§ **RECORDS PROVIDED**
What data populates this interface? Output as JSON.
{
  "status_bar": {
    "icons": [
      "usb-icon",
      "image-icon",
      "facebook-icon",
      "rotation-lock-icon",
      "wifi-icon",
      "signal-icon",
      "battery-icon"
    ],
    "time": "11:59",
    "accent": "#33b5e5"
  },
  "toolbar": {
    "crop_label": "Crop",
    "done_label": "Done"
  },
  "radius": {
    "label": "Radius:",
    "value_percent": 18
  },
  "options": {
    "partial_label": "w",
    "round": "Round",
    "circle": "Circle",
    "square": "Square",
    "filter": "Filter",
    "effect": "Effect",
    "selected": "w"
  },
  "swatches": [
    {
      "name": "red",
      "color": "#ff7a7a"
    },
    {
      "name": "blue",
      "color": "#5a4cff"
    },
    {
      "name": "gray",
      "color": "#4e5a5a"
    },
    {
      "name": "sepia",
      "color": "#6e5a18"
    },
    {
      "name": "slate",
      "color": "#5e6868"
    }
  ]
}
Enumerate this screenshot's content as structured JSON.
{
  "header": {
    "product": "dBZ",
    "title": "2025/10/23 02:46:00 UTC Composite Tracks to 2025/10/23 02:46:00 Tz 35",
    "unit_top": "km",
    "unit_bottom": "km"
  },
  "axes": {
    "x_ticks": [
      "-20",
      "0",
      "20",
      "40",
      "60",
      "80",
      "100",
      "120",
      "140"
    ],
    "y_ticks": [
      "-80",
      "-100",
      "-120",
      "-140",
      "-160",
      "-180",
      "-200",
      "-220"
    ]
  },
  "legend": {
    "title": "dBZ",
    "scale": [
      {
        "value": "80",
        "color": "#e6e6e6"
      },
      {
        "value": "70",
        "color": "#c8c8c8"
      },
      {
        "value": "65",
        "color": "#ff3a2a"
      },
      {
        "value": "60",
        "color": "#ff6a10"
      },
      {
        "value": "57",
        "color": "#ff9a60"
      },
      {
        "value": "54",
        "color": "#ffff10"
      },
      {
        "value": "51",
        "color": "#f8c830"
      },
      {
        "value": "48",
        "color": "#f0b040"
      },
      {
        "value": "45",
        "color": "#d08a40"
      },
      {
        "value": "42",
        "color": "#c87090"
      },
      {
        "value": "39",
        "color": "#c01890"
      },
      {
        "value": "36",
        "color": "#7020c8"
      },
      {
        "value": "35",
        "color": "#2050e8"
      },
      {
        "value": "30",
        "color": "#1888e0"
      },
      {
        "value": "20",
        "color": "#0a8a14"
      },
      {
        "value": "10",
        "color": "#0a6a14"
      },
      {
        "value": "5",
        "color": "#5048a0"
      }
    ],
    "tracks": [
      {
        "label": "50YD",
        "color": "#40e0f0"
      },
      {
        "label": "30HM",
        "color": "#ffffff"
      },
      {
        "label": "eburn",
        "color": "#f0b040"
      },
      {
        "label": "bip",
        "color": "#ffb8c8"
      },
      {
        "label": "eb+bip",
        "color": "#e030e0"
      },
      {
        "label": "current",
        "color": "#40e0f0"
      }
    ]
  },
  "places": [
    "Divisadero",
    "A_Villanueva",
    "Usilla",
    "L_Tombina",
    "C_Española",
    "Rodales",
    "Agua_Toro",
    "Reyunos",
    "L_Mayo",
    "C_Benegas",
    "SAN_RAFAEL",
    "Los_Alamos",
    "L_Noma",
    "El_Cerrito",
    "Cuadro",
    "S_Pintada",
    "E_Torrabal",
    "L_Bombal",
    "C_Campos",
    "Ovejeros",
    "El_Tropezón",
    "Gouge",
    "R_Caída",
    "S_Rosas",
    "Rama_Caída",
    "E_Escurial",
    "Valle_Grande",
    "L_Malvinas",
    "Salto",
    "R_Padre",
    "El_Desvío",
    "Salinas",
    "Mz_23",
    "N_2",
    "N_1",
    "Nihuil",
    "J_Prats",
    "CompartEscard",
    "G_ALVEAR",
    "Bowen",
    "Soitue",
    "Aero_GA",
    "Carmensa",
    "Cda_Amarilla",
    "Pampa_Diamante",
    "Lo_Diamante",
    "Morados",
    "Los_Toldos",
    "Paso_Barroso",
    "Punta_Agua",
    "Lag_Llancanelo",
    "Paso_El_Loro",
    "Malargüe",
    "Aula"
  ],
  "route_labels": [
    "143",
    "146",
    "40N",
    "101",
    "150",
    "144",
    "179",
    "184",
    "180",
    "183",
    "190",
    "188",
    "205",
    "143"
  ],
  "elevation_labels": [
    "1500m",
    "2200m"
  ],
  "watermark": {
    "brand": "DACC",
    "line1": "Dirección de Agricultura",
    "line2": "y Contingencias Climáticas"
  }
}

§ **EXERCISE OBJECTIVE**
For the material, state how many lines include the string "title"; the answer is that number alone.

§ **SOLUTION**
2